Welcome to Flashback Fandor! Our staff of movie scientists have dug through our Library-of-Congress-sized archives to unearth our best (and still topical) videos and articles. 

What is Oscar bait? Is it a derogatory term? The phrase gets thrown around fairly loosely every awards season, but what does it really imply? Oscar bait refers to films that seem to have been produced for the sole purpose of Oscar nominations. These films are usually released around the end of the year, when the Academy begins to vote, and they cater to the tastes of the voters. History has shown that the Academy tends to acknowledge biopics, war epics, films that take aim at social issues, films that focus on real-life tragedies, and films based on Hollywood, among many others. Though studios have always catered to the Academy with at least a few releases, the first explicit use of baiting dates back to 1978 with Michael Cimino's The Deer Hunter. Not only did the film appeal to the Academy's liking for war epics, it also only screened for limited audiences filled with Oscar voters just long enough to be eligible for consideration. The film didn't receive a wide release until it received its nine Academy Award nominations. The Deer Hunter went on to take home five Oscars, including Best Picture.
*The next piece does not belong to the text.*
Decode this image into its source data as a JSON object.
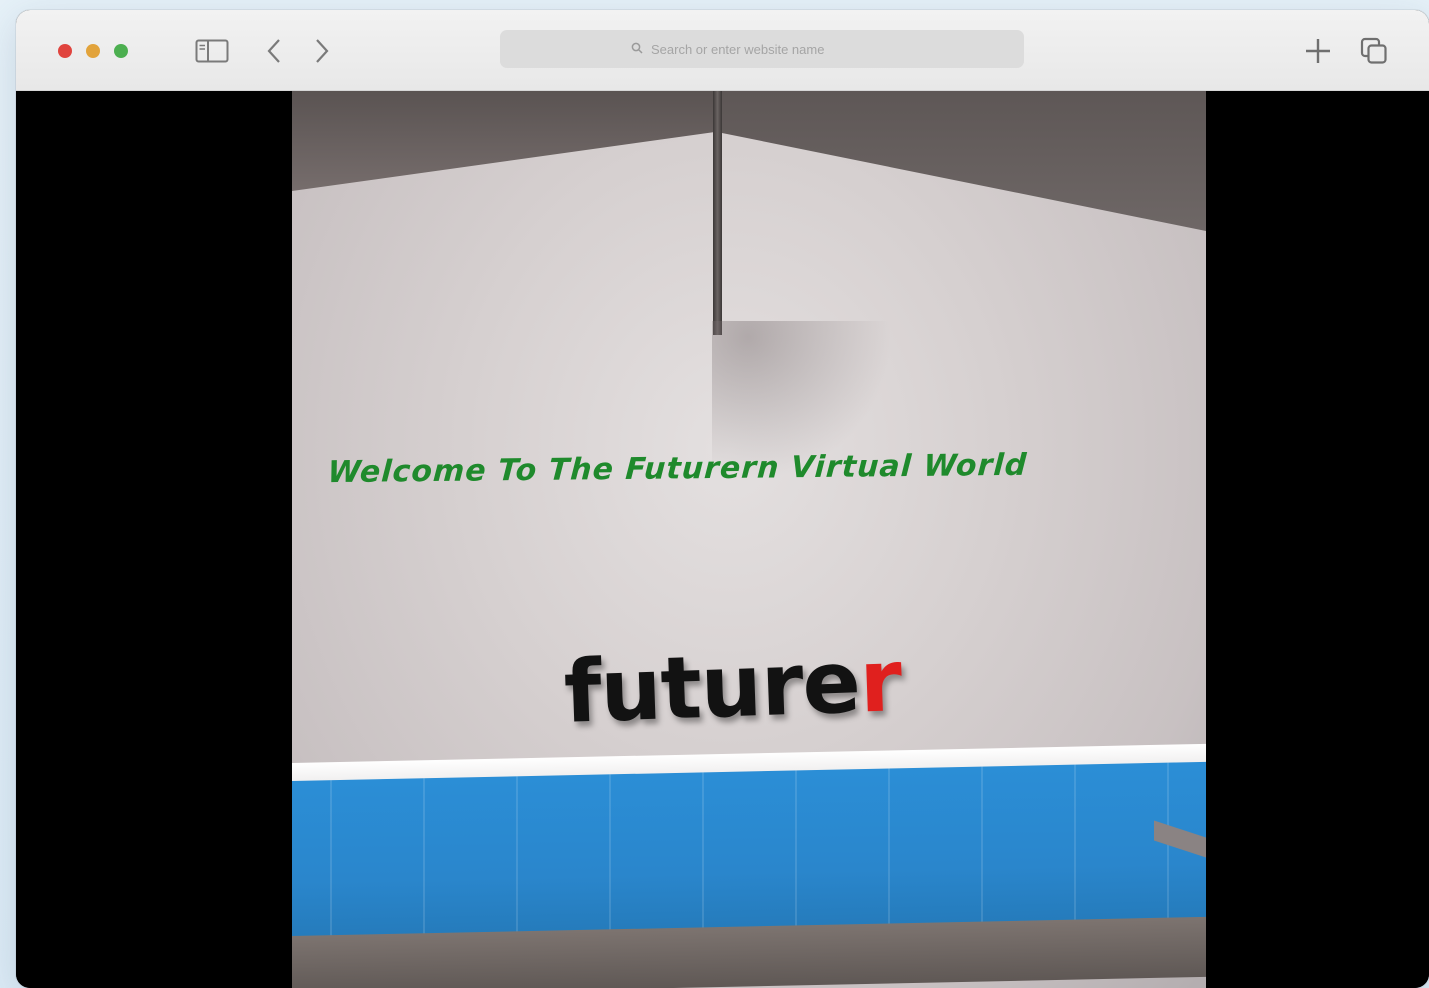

But the question still remains: Is Oscar bait a derogatory term? Well, the answer is yes and no. While the term is demeaning to the studios and the filmmakers to a certain extent, there seems to be good Oscar bait and bad Oscar bait. Maybe it's only a derogatory term when the film itself truly isn't deserving of award consideration. For instance, The Deer Hunter was very much geared toward award nominations, but it's also widely celebrated and is often considered one of the best films ever made.  Despite the intentions of its release and marketing, the film still has substance and is artfully crafted.  On the other hand, a film like 2011's Extremely Loud & Incredibly Close could be deemed bad Oscar bait. Released in the heat of Awards season, the film used 9/11 to entice Oscar voters (the lead character is even named Oskar). This particular instance of baiting was deemed to be rather tasteless and the majority of critics panned the film. Regardless, voters still took the bait and the film was nominated for two Oscars, including Best Picture. Extremely Loud & Incredibly Close is often cited as the worst film to be nominated for Best Picture, and proved just how effective Oscar bait can be—even a bad film can snag a nomination with the right lures.